About this task
Please copy every line below that contains the string "Acoustic".

┌─ Data excerpts

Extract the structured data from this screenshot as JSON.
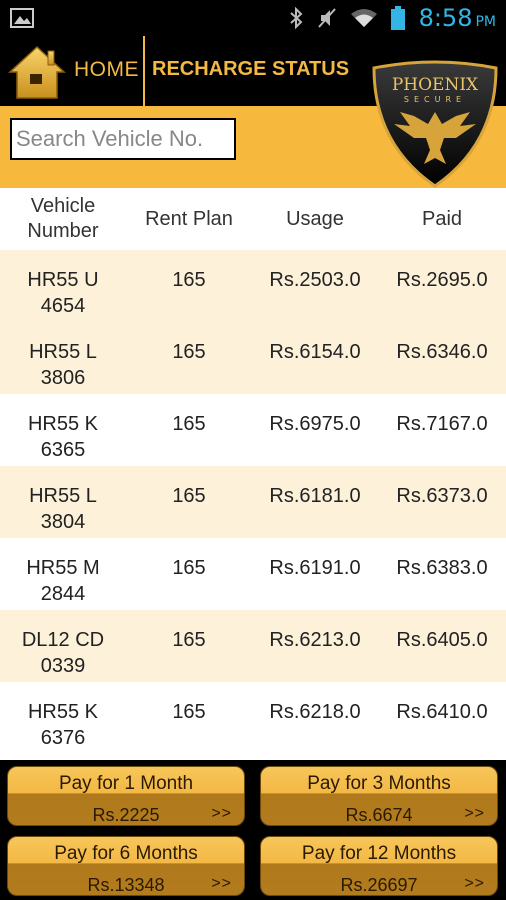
{
  "status_bar": {
    "time": "8:58",
    "ampm": "PM"
  },
  "header": {
    "home_label": "HOME",
    "title": "RECHARGE STATUS"
  },
  "logo": {
    "line1": "PHOENIX",
    "line2": "SECURE"
  },
  "search": {
    "placeholder": "Search Vehicle No."
  },
  "table": {
    "headers": [
      "Vehicle\nNumber",
      "Rent Plan",
      "Usage",
      "Paid"
    ],
    "rows": [
      {
        "vehicle": "HR55 U\n4654",
        "plan": "165",
        "usage": "Rs.2503.0",
        "paid": "Rs.2695.0"
      },
      {
        "vehicle": "HR55 L\n3806",
        "plan": "165",
        "usage": "Rs.6154.0",
        "paid": "Rs.6346.0"
      },
      {
        "vehicle": "HR55 K\n6365",
        "plan": "165",
        "usage": "Rs.6975.0",
        "paid": "Rs.7167.0"
      },
      {
        "vehicle": "HR55 L\n3804",
        "plan": "165",
        "usage": "Rs.6181.0",
        "paid": "Rs.6373.0"
      },
      {
        "vehicle": "HR55 M\n2844",
        "plan": "165",
        "usage": "Rs.6191.0",
        "paid": "Rs.6383.0"
      },
      {
        "vehicle": "DL12 CD\n0339",
        "plan": "165",
        "usage": "Rs.6213.0",
        "paid": "Rs.6405.0"
      },
      {
        "vehicle": "HR55 K\n6376",
        "plan": "165",
        "usage": "Rs.6218.0",
        "paid": "Rs.6410.0"
      }
    ]
  },
  "pay_buttons": [
    {
      "label": "Pay for 1 Month",
      "price": "Rs.2225",
      "chevron": ">>"
    },
    {
      "label": "Pay for 3 Months",
      "price": "Rs.6674",
      "chevron": ">>"
    },
    {
      "label": "Pay for 6 Months",
      "price": "Rs.13348",
      "chevron": ">>"
    },
    {
      "label": "Pay for 12 Months",
      "price": "Rs.26697",
      "chevron": ">>"
    }
  ],
  "colors": {
    "accent": "#f4b942",
    "band": "#f6b93e",
    "row_alt": "#fdf1da",
    "clock": "#33b5e5"
  }
}
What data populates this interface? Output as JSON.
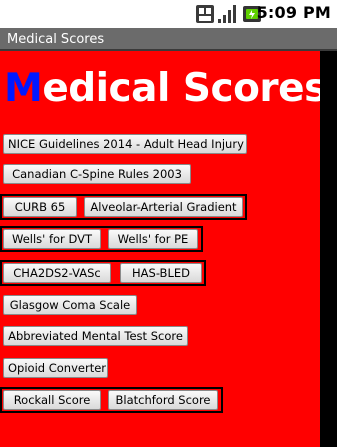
{
  "status_bar": {
    "time": "5:09 PM",
    "icons": [
      "storage-icon",
      "signal-icon",
      "battery-icon"
    ]
  },
  "window": {
    "title": "Medical Scores"
  },
  "page": {
    "heading_first": "M",
    "heading_rest": "edical Scores"
  },
  "buttons": {
    "nice": "NICE Guidelines 2014 - Adult Head Injury",
    "cspine": "Canadian C-Spine Rules 2003",
    "curb65": "CURB 65",
    "aa_gradient": "Alveolar-Arterial Gradient",
    "wells_dvt": "Wells' for DVT",
    "wells_pe": "Wells' for PE",
    "cha2ds2": "CHA2DS2-VASc",
    "hasbled": "HAS-BLED",
    "gcs": "Glasgow Coma Scale",
    "amts": "Abbreviated Mental Test Score",
    "opioid": "Opioid Converter",
    "rockall": "Rockall Score",
    "blatchford": "Blatchford Score"
  },
  "colors": {
    "background": "#ff0000",
    "heading_accent": "#0019ff",
    "heading_text": "#ffffff",
    "title_bar": "#6b6b6b"
  }
}
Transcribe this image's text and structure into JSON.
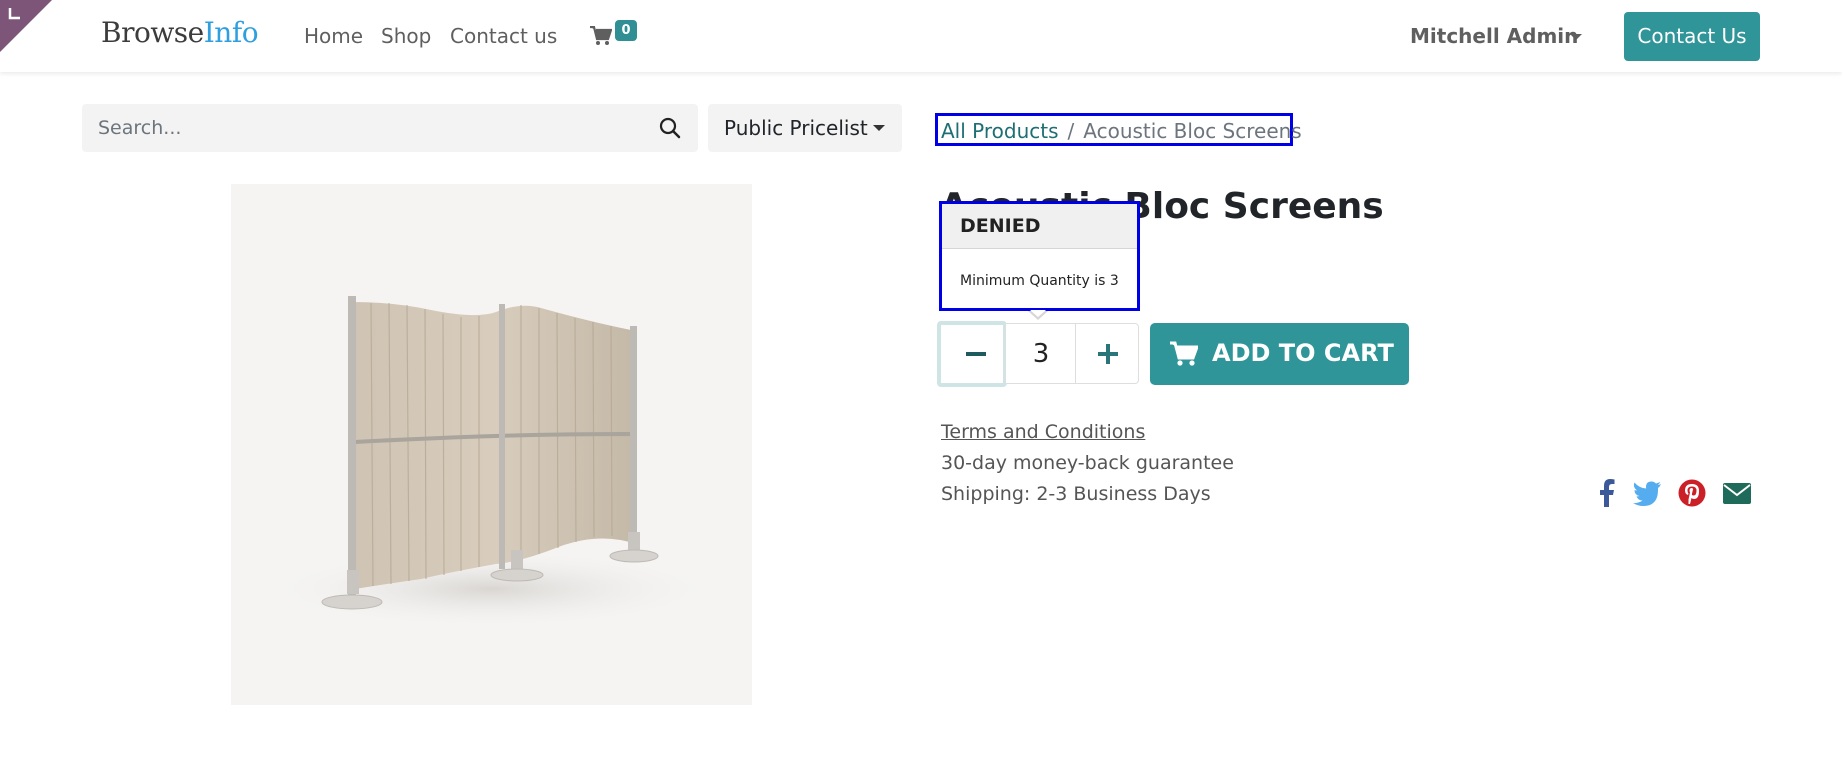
{
  "header": {
    "logo_part1": "Browse",
    "logo_part2": "Info",
    "nav": [
      "Home",
      "Shop",
      "Contact us"
    ],
    "cart_count": "0",
    "user_name": "Mitchell Admin",
    "contact_button": "Contact Us"
  },
  "search": {
    "placeholder": "Search...",
    "pricelist": "Public Pricelist"
  },
  "breadcrumb": {
    "parent": "All Products",
    "separator": "/",
    "current": "Acoustic Bloc Screens"
  },
  "product": {
    "title": "Acoustic Bloc Screens",
    "quantity": "3",
    "add_to_cart": "ADD TO CART",
    "terms": "Terms and Conditions",
    "guarantee": "30-day money-back guarantee",
    "shipping": "Shipping: 2-3 Business Days"
  },
  "popover": {
    "title": "DENIED",
    "message": "Minimum Quantity is 3"
  },
  "colors": {
    "brand": "#2f9599",
    "logo_accent": "#2f9fe0",
    "highlight": "#0000e6"
  },
  "social_icons": [
    "facebook-icon",
    "twitter-icon",
    "pinterest-icon",
    "envelope-icon"
  ]
}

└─

Result for this exercise
    "current": "Acoustic Bloc Screens"
    "title": "Acoustic Bloc Screens",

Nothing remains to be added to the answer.